Damn you, Temple.
You could have hosted the hottest independent show of the year.
You could have reunited the Steiner brothers, celebrated Terry Funk’s 69th birthday, and Harlem Shook with the Blue Meanie.
You could have been another page in Philadelphia’s anthology on pro-wrestling history.
Unfortunately, you raised the rent too high for Tommy Dreamer’s House of Hardcore II.
“I wanted to go to the Liacouras Center because it’s not too far from where the original ECW was,” Dreamer said.
“I was at one of TNA’s events there and thought it was great. But financially, I couldn’t afford the $35,000 price range. I don’t have Dixie Carter’s father’s money and I don’t have Vince McMahon’s. I’m not a publicly traded company; this is all on my own dime.”
So on June 22, the Pennsylvania National Guard Armory held Dreamer’s sophomore event, a stacked card of rising stars such as Sami Callihan and Tony Nese as well as popular veterans like Carlito and John Morrison.
Since Dreamer defined his chaotic career for nine years on the corner of Swanson and Ritner Streets for Extreme Championship Wrestling, the barbed wire wielding “Innovator of Violence” has a soft spot for the City of Brotherly Love.
“I was born into this world as Tom Laughlin, but I’ll leave it as Tommy Dreamer thanks to Philadelphia,” Dreamer said.
“Any way to give back to this city means the world to me. I was at a Wal-Mart in Philly last week, and everybody was like, ‘Dreamer, what’s up?’ They don’t look at me as the big WWE wrestler; they look at me as one of their locals.
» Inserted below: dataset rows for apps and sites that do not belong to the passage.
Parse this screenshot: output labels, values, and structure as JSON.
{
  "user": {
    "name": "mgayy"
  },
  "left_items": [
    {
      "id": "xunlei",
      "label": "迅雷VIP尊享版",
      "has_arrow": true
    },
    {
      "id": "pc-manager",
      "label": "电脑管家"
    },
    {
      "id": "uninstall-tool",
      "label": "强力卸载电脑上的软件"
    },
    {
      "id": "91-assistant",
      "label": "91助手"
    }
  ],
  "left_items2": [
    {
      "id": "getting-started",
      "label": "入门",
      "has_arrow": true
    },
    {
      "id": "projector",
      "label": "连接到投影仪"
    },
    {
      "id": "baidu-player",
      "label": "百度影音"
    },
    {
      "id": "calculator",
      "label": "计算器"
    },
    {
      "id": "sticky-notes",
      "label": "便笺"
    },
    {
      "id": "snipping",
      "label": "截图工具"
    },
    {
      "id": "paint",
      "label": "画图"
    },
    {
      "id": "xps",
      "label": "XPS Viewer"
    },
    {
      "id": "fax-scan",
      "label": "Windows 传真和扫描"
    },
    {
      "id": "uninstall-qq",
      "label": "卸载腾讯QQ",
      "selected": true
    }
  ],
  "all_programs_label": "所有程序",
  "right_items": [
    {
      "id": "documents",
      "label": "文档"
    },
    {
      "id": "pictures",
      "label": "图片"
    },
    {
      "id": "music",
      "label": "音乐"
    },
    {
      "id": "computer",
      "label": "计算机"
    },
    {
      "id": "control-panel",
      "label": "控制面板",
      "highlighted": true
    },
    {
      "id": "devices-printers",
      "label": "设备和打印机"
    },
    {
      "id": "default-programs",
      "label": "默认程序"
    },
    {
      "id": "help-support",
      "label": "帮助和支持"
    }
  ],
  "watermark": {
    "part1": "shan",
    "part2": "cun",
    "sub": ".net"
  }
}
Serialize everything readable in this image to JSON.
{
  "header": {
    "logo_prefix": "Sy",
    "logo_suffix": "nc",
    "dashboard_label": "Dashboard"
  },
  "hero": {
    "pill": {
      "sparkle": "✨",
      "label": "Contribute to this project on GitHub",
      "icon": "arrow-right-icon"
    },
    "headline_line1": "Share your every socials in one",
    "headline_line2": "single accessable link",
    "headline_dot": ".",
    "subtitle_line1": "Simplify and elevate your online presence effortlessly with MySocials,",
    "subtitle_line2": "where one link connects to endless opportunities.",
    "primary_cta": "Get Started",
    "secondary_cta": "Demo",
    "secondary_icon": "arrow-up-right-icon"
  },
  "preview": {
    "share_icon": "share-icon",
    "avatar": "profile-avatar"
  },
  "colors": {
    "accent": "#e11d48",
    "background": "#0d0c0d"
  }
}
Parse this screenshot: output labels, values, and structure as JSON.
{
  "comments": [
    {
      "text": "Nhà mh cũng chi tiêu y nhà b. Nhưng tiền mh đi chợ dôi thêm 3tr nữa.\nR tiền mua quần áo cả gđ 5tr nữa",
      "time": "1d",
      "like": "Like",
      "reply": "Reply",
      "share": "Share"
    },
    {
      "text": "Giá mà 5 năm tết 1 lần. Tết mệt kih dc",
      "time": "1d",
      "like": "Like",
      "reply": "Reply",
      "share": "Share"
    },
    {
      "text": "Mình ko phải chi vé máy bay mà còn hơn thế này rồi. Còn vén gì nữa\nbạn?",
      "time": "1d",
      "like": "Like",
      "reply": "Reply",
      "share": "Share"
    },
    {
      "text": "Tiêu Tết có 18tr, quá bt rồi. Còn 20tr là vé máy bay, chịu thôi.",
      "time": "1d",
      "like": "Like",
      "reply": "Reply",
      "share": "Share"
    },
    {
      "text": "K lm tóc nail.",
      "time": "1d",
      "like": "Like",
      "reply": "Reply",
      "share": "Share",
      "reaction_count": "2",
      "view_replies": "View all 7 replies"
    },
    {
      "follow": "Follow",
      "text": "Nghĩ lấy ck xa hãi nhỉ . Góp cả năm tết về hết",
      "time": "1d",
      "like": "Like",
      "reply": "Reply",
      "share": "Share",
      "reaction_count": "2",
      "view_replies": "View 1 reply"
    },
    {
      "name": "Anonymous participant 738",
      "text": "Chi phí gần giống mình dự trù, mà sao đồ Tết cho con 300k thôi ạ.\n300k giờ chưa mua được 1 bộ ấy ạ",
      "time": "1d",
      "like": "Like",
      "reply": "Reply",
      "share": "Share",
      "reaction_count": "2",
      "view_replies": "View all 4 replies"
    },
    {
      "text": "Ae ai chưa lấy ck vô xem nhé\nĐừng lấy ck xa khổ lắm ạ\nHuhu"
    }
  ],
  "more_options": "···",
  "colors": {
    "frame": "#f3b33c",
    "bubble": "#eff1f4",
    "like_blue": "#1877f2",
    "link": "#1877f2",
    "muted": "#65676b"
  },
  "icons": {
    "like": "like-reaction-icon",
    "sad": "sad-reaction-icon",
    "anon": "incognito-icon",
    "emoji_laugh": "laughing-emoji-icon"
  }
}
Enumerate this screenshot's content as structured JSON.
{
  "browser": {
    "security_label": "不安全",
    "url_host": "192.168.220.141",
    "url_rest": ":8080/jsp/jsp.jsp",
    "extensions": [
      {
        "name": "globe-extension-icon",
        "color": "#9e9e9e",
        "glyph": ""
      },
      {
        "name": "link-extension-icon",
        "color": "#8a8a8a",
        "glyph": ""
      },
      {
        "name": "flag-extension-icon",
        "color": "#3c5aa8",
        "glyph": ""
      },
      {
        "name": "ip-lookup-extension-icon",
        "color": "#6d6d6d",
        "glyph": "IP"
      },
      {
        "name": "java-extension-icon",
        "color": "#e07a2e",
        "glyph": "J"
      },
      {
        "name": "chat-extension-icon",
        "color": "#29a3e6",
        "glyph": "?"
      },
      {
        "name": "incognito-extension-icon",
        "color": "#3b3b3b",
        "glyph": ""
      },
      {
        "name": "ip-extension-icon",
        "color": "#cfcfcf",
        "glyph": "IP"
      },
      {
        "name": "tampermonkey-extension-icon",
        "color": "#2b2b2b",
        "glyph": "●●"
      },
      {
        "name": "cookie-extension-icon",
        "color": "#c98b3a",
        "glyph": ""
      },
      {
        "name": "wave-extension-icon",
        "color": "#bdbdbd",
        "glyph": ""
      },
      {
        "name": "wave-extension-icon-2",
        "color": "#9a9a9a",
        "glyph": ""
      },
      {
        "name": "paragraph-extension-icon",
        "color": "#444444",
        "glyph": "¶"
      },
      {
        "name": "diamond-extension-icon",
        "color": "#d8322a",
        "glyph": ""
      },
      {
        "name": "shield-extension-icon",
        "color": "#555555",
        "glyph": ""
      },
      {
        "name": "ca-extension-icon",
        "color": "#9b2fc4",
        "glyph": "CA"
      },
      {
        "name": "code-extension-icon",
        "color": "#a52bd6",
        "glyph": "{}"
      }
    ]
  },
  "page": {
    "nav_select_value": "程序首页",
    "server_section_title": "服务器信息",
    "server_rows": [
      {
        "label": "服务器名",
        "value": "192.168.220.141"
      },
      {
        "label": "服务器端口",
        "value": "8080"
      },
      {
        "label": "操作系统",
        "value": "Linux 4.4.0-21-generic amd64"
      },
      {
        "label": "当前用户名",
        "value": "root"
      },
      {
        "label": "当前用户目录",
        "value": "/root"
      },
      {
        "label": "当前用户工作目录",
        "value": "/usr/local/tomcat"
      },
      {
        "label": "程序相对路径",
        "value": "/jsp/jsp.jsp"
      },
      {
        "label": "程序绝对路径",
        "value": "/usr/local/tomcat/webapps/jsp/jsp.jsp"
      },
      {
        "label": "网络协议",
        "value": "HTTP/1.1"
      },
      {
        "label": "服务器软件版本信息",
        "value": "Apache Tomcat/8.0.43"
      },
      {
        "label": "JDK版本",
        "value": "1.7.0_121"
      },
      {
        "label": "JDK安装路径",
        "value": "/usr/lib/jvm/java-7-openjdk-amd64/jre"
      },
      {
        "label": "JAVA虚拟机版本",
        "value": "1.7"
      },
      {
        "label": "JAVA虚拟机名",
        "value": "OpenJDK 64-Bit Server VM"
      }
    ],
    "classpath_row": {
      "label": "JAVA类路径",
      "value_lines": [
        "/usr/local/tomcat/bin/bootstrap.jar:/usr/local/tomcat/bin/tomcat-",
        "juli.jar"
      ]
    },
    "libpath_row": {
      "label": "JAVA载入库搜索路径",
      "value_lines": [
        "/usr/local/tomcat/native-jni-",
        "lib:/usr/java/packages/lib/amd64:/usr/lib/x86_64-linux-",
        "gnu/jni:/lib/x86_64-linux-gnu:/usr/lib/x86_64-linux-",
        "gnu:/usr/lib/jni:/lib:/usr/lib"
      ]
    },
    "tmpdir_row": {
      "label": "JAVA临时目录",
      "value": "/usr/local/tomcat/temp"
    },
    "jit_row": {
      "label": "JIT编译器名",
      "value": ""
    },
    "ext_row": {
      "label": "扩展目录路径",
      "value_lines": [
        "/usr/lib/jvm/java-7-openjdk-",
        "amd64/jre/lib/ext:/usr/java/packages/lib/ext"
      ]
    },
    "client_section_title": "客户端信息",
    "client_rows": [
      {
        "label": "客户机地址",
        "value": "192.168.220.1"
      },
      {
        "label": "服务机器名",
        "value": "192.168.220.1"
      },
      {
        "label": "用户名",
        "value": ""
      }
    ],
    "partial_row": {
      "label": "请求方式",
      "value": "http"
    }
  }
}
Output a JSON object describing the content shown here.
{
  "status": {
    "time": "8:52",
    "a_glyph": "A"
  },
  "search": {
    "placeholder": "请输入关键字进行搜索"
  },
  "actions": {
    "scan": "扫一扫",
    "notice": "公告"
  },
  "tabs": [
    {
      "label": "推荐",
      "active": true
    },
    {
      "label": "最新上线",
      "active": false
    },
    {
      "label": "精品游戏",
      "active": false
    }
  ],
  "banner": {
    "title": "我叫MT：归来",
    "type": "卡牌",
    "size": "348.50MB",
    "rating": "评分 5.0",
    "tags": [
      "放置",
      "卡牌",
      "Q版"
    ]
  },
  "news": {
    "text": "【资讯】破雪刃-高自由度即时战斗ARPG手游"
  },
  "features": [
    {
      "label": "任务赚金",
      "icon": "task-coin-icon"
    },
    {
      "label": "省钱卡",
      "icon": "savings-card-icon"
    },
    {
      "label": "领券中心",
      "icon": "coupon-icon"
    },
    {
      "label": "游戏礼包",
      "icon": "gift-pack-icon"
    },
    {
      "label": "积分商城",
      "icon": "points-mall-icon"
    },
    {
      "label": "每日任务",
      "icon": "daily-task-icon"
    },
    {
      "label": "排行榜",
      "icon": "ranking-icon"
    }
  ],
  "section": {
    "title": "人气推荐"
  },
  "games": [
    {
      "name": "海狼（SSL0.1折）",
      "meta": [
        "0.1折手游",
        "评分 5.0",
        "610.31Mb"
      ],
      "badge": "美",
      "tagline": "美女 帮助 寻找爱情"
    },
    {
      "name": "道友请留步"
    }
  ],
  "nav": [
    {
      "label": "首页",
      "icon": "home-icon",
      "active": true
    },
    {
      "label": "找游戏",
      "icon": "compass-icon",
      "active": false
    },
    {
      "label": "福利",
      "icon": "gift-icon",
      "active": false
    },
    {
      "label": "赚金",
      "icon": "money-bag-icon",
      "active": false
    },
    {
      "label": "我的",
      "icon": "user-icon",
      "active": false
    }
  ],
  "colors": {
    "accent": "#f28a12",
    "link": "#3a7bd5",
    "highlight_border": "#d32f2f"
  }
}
I love that.”
The last time the armory featured a wrestling show organized by an ECW alum was December for Shane Douglas’ Extreme Rising.
Actually, I’m not sure if it’s accurate to list Douglas with the company anymore because no events have been scheduled since cancellations in April.
“Extreme Rising was looking to revive ECW, and that’s not at all what I’m interested in doing,” Dreamer said.
“The only ECW people are me, Lance (Storm,) and Terry Funk. I’m not trying to recapture past glory or memories; I’m trying to make new ones.”
With a wild match between Dreamer and old rival Lance Storm ending the night, the fans gained a new memory to share with the grandkids.
As Funk emerged from Dreamer’s corner to apply his trademark spinning toe hold on Storm, an unadvertised blast from the past, X-Pac, attacked the living legend with a flurry of kicks.
Dreamer saved his mentor from the onslaught, and together, they DDT’ed Storm for the pinfall.
Dreamer, who loves all Philly teams aside from the Eagles because his deceased father “still receives season tickets to the Giants,” revealed how his bout with Storm came to fruition.
“I’m not going to insult your intelligence and say I hate Lance Storm so much that I’m going to beat him to a pulp,” Dreamer said.
“We just wanted to entertain the fans. When I first asked him about the show, I wanted to see what he thought about wrestling John Morrison in a teacher versus student type-of-deal. He said, ‘I’d rather wrestle you. I can’t wait to kick your fat ass again.’”
Despite being in charge, Dreamer’s match wasn’t his first priority.
That would be a rematch from his inaugural show in October between the Young Bucks and former WWE Tag Team Champions Brian Kendrick and Paul London.
“I based my show in timetable with their schedules,” Dreamer said.
“Their match was so good, I told them I wanted the rematch in Philly.”
As predicted, those four high flyers stole the show.
Despite the Young Bucks avenging their loss from the original House of Hardcore, London enjoyed his second match back in the United States after a three-week tour of Australia.
“The Young Bucks are money,” London said.
“These are the people that, if the audience knows who they are, they’ll buy tickets to see them. If they don’t know who they are, they’ll never forget what they see,” London said.
While it’s fun for fans to anticipate their heroes stopping by their hometown, it’s even cooler when the wrestlers are excited to see their behind-the-curtain buddies.
“I was psyched to see Lance and Terry,” London said.
“I run into a lot of Storm’s students who traveled from Australia to Calgary, and that’s inspiring. We need more Terry Funk in the movies. He was in Roadhouse and Paradise Alley, maybe we can get him in Expendables 3.”
With House of Hardcore’s sequel a resounding success, hopefully Dreamer can relax at Tony Luke’s, his favorite cheesesteak place.
London, on the other hand, might have a bigger challenge than the Young Bucks with his dietary request.
“Is there anywhere in Philly that serves cheesesteaks on gluten-free bread?” London asked. “Gluten is a thickening agent. We don’t need this crap. I love my Philly food but it’s so fattening, I feel bad for you.”
Temple, if you convince the Fontain Deli to offer gluten-free rolls for Paul London, I’ll forgive you.
John Corrigan can be reached at firstname.lastname@example.org.
Be the first to comment